Exercise instructions: Leave the pictures out, and print everything else in the records exactly.

Information given:
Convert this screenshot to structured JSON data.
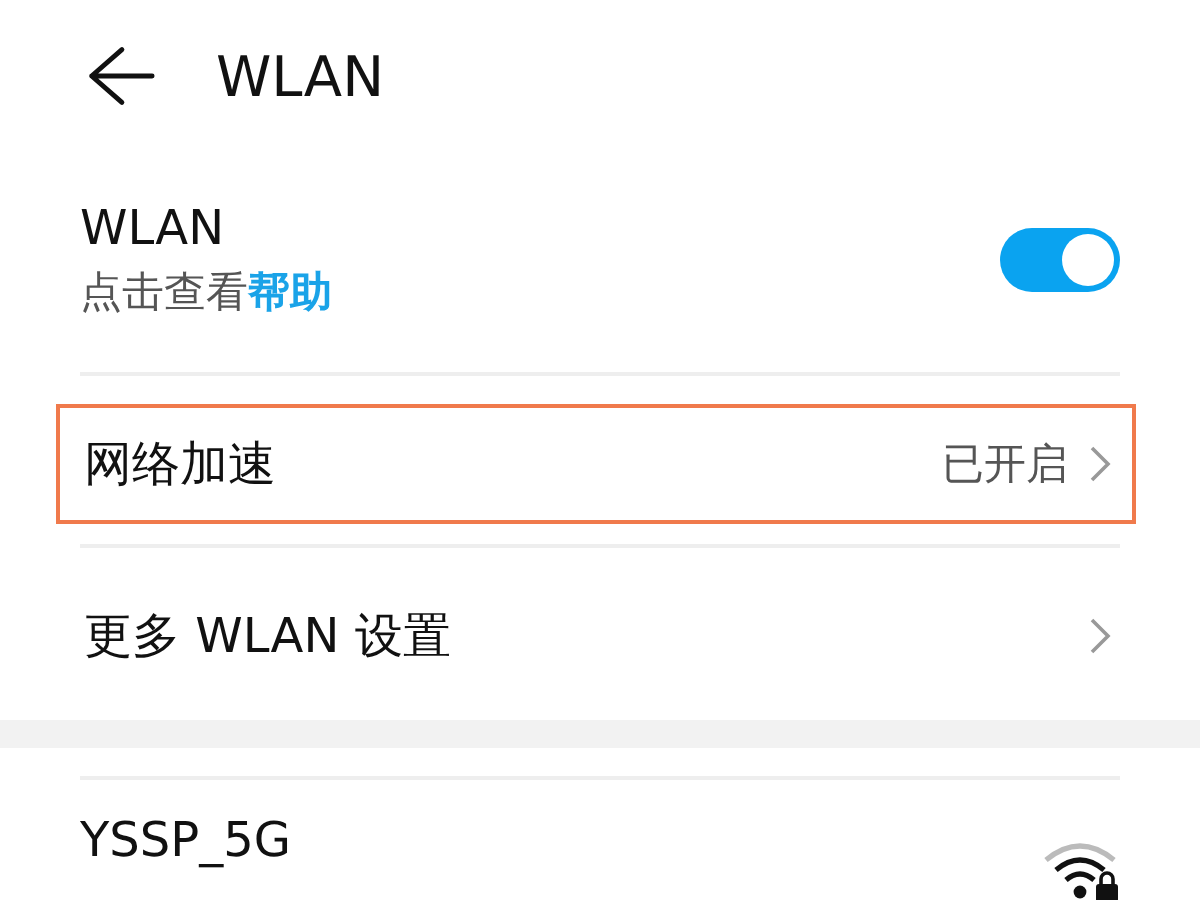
{
  "header": {
    "title": "WLAN"
  },
  "wlan": {
    "label": "WLAN",
    "hint": "点击查看",
    "help_link": "帮助",
    "on": true
  },
  "settings": [
    {
      "label": "网络加速",
      "value": "已开启",
      "highlighted": true
    },
    {
      "label": "更多 WLAN 设置",
      "highlighted": false
    }
  ],
  "networks": [
    {
      "name": "YSSP_5G",
      "locked": true
    }
  ]
}
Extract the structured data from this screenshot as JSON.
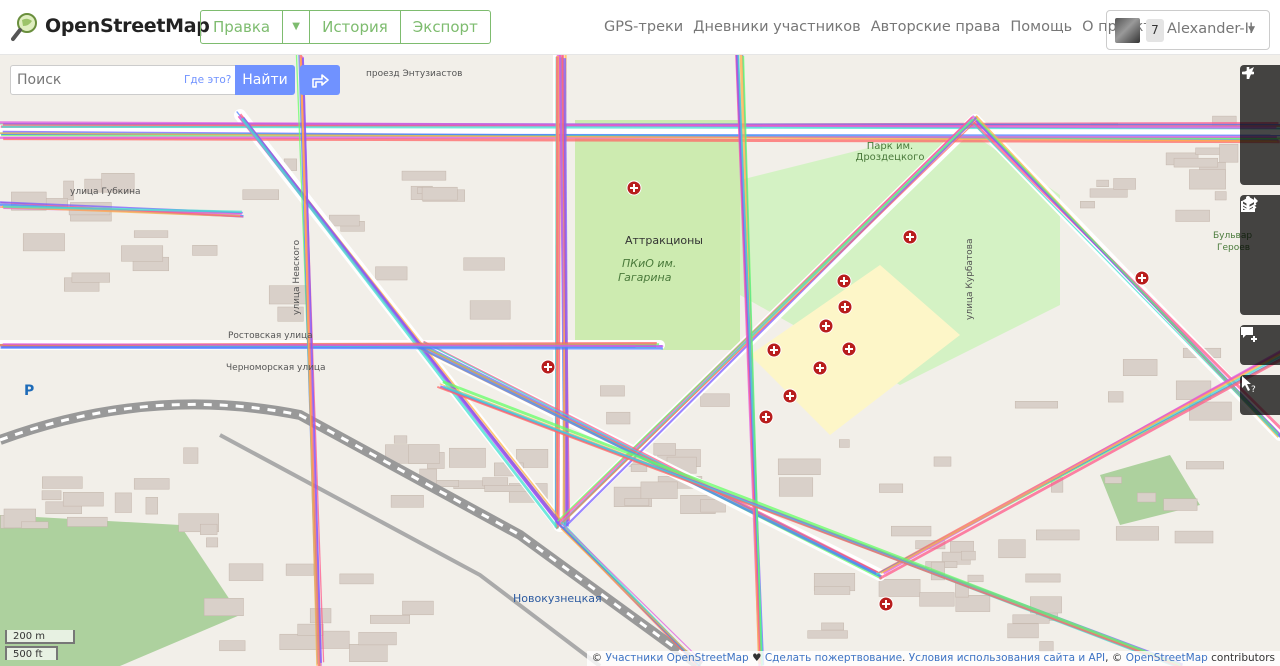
{
  "header": {
    "logo_text": "OpenStreetMap",
    "edit_button": "Правка",
    "history_button": "История",
    "export_button": "Экспорт",
    "nav": [
      "GPS-треки",
      "Дневники участников",
      "Авторские права",
      "Помощь",
      "О проекте"
    ],
    "user": {
      "badge": "7",
      "name": "Alexander-II"
    }
  },
  "search": {
    "placeholder": "Поиск",
    "where_link": "Где это?",
    "go_button": "Найти"
  },
  "map_labels": {
    "street_top": "проезд Энтузиастов",
    "park_drozd": "Парк им. Дроздецкого",
    "attractions": "Аттракционы",
    "pkio_1": "ПКиО им.",
    "pkio_2": "Гагарина",
    "gubkina": "улица Губкина",
    "rostov": "Ростовская улица",
    "chernomor": "Черноморская улица",
    "nevskogo": "улица Невского",
    "kurbatova": "улица Курбатова",
    "bulvar_1": "Бульвар",
    "bulvar_2": "Героев",
    "novokuz": "Новокузнецкая",
    "parking": "P"
  },
  "scale": {
    "metric": "200 m",
    "imperial": "500 ft"
  },
  "attribution": {
    "prefix": "© ",
    "contributors": "Участники OpenStreetMap",
    "heart": " ♥ ",
    "donate": "Сделать пожертвование",
    "sep": ". ",
    "terms": "Условия использования сайта и API",
    "comma": ", © ",
    "osm": "OpenStreetMap",
    "suffix": " contributors"
  },
  "colors": {
    "accent_green": "#7ebc6f",
    "accent_blue": "#7092ff",
    "map_bg": "#f2efe9",
    "park": "#c8facc",
    "hospital_marker": "#b81d1d"
  },
  "icons": [
    "zoom-in-icon",
    "zoom-out-icon",
    "geolocate-icon",
    "layers-icon",
    "info-icon",
    "share-icon",
    "note-icon",
    "query-icon",
    "directions-icon",
    "magnifier-logo-icon",
    "hospital-icon"
  ]
}
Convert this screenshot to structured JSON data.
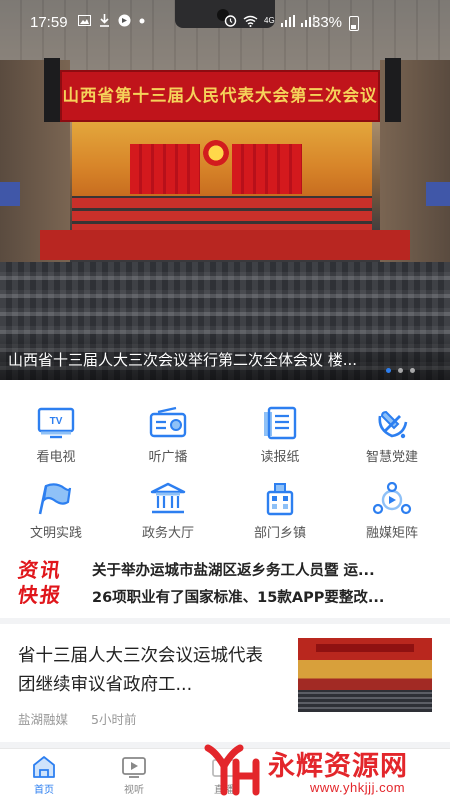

Solution:
Convert this screenshot to structured JSON data.
{
  "header": {
    "title": "WLAN"
  },
  "wlan": {
    "label": "WLAN",
    "hint": "点击查看",
    "help_link": "帮助",
    "on": true
  },
  "settings": [
    {
      "label": "网络加速",
      "value": "已开启",
      "highlighted": true
    },
    {
      "label": "更多 WLAN 设置",
      "highlighted": false
    }
  ],
  "networks": [
    {
      "name": "YSSP_5G",
      "locked": true
    }
  ]
}
Extract the structured data from this screenshot as JSON.
{
  "header": {
    "logo_text": "OpenStreetMap",
    "edit_button": "Правка",
    "history_button": "История",
    "export_button": "Экспорт",
    "nav": [
      "GPS-треки",
      "Дневники участников",
      "Авторские права",
      "Помощь",
      "О проекте"
    ],
    "user": {
      "badge": "7",
      "name": "Alexander-II"
    }
  },
  "search": {
    "placeholder": "Поиск",
    "where_link": "Где это?",
    "go_button": "Найти"
  },
  "map_labels": {
    "street_top": "проезд Энтузиастов",
    "park_drozd": "Парк им. Дроздецкого",
    "attractions": "Аттракционы",
    "pkio_1": "ПКиО им.",
    "pkio_2": "Гагарина",
    "gubkina": "улица Губкина",
    "rostov": "Ростовская улица",
    "chernomor": "Черноморская улица",
    "nevskogo": "улица Невского",
    "kurbatova": "улица Курбатова",
    "bulvar_1": "Бульвар",
    "bulvar_2": "Героев",
    "novokuz": "Новокузнецкая",
    "parking": "P"
  },
  "scale": {
    "metric": "200 m",
    "imperial": "500 ft"
  },
  "attribution": {
    "prefix": "© ",
    "contributors": "Участники OpenStreetMap",
    "heart": " ♥ ",
    "donate": "Сделать пожертвование",
    "sep": ". ",
    "terms": "Условия использования сайта и API",
    "comma": ", © ",
    "osm": "OpenStreetMap",
    "suffix": " contributors"
  },
  "colors": {
    "accent_green": "#7ebc6f",
    "accent_blue": "#7092ff",
    "map_bg": "#f2efe9",
    "park": "#c8facc",
    "hospital_marker": "#b81d1d"
  },
  "icons": [
    "zoom-in-icon",
    "zoom-out-icon",
    "geolocate-icon",
    "layers-icon",
    "info-icon",
    "share-icon",
    "note-icon",
    "query-icon",
    "directions-icon",
    "magnifier-logo-icon",
    "hospital-icon"
  ]
}
Convert this screenshot to structured JSON data.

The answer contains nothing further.